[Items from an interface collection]
○ ○ ○ ○ ○ ○ ○

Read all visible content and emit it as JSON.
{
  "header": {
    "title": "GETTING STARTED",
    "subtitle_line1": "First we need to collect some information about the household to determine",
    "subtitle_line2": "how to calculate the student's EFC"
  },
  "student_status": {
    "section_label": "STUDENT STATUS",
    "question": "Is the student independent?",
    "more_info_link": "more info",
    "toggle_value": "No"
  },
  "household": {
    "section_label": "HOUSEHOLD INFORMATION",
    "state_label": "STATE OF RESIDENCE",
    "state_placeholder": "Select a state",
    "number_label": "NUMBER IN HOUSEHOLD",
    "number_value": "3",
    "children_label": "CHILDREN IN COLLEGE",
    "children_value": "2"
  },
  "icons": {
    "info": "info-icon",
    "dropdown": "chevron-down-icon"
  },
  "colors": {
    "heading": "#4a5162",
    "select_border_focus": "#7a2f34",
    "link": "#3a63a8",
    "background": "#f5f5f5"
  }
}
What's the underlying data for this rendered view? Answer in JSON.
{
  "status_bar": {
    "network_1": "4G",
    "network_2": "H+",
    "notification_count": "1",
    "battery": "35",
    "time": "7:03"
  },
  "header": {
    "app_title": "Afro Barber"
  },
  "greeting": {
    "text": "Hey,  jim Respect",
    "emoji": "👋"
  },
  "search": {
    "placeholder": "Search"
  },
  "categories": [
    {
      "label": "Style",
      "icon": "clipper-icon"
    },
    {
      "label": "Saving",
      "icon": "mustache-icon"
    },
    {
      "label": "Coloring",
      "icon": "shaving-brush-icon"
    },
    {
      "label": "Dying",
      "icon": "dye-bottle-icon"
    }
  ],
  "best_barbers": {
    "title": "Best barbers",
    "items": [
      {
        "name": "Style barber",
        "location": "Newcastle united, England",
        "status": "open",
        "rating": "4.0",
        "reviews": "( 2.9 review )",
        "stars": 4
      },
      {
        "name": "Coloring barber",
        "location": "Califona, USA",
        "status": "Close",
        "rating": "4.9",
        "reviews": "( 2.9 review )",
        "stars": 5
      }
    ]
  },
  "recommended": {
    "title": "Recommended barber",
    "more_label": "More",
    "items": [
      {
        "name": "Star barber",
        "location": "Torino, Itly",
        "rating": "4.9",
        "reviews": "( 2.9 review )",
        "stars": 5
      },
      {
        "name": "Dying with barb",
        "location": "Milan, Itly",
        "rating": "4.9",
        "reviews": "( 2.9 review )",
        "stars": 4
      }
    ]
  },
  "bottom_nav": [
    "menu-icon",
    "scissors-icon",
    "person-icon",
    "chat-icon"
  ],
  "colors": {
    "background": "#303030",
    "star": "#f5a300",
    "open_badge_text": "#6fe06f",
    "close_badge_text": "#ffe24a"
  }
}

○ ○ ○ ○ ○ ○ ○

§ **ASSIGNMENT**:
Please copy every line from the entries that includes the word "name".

§ **FINAL ANSWER**:
        "name": "Style barber",
        "name": "Coloring barber",
        "name": "Star barber",
        "name": "Dying with barb",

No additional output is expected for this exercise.